Wait a minute. Wake up. You’ve been here before, PBL. Some sites don’t like punctuation symbols, which people like me have been using in passwords — well, since the 1970’s, when it used to be a sign that you were a “real” computer person. Go alphanumeric. Now, ScholarOne likes my password.
Some designer designed that interface; somebody wrote that code which checked typed-in password attempts and only accepted alphanumerics. Somebody forgot to say so in the instructions. And somebody wrote the code which said “your two passwords do not match” in response to two matching attempts which include non-alphanumeric characters. Very basic requirements engineering was not followed.
What would we thereby be inclined to think about the rest of this extensive SW product?
A colleague read this note and mailed me an example which ties the two themes of requirements consistency checking and password requirements specification together:
I went to register on a site recently and it said, with regard to choice of password:
- Must be at least 10 characters long.
- Must contain at least one upper-case and lower-case letter or be 20 characters long.
- Must contain at least one number or be 20 characters long.
- Must contain at least one punctuation mark/symbol or be 20 characters long.
- Must not contain sequential characters or be 20 characters long. e.g. 123 or abc.
- Must not contain site info such as site name…
- Must not contain user info such as your name.
- Password must match confirm password field.
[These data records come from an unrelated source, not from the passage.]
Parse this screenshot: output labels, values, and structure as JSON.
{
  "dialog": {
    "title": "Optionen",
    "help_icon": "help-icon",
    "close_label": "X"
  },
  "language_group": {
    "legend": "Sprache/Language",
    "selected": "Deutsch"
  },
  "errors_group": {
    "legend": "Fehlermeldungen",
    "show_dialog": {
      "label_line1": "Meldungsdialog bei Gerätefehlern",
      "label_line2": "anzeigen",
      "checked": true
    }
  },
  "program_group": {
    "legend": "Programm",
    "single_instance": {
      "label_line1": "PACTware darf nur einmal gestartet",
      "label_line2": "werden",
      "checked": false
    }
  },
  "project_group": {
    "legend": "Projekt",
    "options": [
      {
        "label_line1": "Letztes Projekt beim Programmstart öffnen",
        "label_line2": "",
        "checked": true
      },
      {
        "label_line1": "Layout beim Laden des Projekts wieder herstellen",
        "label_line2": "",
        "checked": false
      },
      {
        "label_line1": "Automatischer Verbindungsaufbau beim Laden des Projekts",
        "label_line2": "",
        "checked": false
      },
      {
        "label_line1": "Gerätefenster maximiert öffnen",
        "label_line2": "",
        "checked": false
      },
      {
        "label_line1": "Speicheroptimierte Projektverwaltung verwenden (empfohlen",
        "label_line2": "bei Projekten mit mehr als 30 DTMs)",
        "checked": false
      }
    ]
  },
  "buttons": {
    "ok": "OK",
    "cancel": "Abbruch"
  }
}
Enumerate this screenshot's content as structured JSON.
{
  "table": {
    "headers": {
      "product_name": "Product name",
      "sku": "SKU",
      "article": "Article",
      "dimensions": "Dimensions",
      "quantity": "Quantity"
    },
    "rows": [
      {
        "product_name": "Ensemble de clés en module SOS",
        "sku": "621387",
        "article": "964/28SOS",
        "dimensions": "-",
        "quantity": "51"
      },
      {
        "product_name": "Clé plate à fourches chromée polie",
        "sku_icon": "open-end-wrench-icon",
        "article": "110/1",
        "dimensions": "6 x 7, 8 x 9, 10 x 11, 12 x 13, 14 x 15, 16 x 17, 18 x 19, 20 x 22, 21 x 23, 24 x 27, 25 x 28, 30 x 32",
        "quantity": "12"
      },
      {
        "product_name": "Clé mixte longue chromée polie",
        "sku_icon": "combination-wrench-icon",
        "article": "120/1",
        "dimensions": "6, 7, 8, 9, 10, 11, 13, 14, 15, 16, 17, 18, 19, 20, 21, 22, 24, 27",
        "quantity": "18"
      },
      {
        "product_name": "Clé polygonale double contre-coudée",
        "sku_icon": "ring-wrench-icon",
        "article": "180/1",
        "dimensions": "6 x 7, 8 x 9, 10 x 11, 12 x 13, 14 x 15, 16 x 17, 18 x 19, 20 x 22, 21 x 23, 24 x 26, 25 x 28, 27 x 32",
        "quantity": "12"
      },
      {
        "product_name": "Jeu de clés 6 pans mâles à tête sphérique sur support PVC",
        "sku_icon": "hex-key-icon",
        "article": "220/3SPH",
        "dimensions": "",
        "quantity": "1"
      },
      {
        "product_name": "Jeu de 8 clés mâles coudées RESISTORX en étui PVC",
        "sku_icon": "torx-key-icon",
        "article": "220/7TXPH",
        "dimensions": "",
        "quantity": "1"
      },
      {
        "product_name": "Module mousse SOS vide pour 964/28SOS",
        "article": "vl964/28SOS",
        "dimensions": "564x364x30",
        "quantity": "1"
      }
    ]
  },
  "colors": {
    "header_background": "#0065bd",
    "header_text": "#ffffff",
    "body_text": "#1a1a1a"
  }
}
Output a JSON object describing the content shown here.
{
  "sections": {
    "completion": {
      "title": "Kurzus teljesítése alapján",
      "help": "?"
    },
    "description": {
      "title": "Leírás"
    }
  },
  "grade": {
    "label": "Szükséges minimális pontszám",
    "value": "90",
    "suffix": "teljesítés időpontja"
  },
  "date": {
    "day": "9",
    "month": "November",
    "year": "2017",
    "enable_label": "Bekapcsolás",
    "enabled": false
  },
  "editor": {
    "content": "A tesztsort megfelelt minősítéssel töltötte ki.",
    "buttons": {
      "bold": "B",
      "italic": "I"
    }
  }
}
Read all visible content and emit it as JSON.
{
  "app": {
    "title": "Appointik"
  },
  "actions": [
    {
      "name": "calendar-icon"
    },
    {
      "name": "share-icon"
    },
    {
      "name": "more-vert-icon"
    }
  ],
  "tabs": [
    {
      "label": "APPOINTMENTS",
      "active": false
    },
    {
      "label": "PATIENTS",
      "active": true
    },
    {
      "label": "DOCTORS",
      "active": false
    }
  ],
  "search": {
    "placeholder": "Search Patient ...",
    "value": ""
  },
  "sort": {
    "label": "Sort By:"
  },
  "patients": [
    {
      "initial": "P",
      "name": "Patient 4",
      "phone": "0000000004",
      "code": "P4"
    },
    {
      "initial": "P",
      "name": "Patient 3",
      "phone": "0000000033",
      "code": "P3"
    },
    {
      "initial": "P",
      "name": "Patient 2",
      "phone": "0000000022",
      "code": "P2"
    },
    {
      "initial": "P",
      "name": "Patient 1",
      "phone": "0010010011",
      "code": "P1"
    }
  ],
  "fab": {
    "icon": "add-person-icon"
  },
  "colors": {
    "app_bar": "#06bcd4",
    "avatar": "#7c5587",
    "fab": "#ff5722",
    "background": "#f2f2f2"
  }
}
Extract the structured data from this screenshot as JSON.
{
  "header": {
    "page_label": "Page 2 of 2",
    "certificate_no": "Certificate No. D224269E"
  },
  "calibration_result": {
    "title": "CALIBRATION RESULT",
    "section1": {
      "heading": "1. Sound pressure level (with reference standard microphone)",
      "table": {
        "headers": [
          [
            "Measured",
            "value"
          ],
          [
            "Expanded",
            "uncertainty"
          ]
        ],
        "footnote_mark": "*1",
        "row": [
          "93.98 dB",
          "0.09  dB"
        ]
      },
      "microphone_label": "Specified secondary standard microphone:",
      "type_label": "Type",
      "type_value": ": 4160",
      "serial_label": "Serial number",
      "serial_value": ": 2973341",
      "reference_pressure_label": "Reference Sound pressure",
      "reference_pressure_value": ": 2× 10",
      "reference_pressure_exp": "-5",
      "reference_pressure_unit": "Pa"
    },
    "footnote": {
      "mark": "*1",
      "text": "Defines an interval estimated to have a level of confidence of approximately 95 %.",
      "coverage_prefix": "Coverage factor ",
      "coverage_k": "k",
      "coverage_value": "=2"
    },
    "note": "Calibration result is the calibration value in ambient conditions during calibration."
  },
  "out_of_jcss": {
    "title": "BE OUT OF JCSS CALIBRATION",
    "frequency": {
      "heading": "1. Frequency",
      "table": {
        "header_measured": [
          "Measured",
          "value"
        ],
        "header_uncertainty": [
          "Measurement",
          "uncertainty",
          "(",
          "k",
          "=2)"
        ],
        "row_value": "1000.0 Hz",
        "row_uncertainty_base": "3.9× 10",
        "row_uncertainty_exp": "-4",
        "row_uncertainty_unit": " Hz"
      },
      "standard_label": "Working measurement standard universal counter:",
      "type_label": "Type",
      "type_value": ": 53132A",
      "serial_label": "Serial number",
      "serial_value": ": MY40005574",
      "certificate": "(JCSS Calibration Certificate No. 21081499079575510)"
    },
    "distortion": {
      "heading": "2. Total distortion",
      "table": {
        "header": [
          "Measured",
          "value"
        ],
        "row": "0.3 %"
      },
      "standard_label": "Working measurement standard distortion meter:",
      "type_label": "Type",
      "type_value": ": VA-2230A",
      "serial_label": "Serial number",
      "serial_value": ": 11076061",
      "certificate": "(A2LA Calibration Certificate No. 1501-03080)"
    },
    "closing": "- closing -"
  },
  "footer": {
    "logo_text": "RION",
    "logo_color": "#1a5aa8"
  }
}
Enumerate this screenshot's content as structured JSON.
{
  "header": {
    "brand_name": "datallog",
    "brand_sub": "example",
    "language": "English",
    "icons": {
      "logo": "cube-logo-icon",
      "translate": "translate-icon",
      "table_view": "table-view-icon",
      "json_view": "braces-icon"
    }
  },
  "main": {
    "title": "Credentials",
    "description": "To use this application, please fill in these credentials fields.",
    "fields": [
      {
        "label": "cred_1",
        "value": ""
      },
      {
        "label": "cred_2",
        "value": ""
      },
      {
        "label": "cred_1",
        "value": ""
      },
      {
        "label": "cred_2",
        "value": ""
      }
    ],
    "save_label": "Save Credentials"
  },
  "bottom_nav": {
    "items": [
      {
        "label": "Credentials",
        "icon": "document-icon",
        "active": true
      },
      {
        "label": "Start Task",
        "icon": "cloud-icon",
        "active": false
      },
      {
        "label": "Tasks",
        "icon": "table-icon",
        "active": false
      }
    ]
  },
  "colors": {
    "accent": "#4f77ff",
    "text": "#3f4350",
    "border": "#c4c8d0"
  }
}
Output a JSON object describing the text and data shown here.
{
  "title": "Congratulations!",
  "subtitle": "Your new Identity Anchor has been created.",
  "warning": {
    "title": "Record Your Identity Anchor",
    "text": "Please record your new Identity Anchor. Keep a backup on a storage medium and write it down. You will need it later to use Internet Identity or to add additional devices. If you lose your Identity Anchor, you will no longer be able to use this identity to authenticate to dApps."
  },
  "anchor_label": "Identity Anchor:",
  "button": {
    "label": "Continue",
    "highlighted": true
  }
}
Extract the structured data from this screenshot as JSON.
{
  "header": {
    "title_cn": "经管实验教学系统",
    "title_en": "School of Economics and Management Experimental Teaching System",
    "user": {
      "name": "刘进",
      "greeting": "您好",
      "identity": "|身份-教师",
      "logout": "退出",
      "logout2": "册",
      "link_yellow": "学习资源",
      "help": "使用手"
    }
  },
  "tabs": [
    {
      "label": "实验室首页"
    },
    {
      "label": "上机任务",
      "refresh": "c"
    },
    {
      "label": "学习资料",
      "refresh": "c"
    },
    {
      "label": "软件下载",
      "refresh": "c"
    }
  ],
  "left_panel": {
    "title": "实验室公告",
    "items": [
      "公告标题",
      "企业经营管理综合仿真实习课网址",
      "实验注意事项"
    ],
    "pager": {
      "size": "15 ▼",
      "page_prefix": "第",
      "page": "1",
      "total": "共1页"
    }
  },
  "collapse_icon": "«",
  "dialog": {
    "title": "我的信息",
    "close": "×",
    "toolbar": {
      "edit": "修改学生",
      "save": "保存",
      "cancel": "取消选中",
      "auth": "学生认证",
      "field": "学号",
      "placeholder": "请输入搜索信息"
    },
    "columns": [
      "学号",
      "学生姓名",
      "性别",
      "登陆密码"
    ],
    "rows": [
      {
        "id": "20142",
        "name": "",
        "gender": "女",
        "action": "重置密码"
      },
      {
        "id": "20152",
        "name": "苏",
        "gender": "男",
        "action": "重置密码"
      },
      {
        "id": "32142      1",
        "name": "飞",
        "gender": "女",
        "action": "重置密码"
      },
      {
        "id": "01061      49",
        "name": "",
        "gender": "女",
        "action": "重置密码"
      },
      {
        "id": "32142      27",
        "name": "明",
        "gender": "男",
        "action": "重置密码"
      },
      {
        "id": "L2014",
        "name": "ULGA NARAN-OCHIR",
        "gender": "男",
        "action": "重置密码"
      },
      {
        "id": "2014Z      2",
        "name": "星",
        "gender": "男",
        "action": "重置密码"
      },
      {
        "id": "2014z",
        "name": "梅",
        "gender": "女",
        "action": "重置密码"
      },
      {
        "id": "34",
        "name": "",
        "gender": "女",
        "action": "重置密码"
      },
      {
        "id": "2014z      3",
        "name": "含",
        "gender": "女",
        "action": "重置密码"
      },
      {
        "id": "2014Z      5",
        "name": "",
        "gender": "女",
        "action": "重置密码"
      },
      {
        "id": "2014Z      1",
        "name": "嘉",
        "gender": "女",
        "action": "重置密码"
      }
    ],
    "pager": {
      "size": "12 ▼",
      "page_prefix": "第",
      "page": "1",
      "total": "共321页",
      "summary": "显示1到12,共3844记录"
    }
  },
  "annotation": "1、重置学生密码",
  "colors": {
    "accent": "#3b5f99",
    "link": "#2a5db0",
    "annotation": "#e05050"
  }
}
It says that the password must not be 20 characters long, having previously given that as an alternative to meeting other conditions…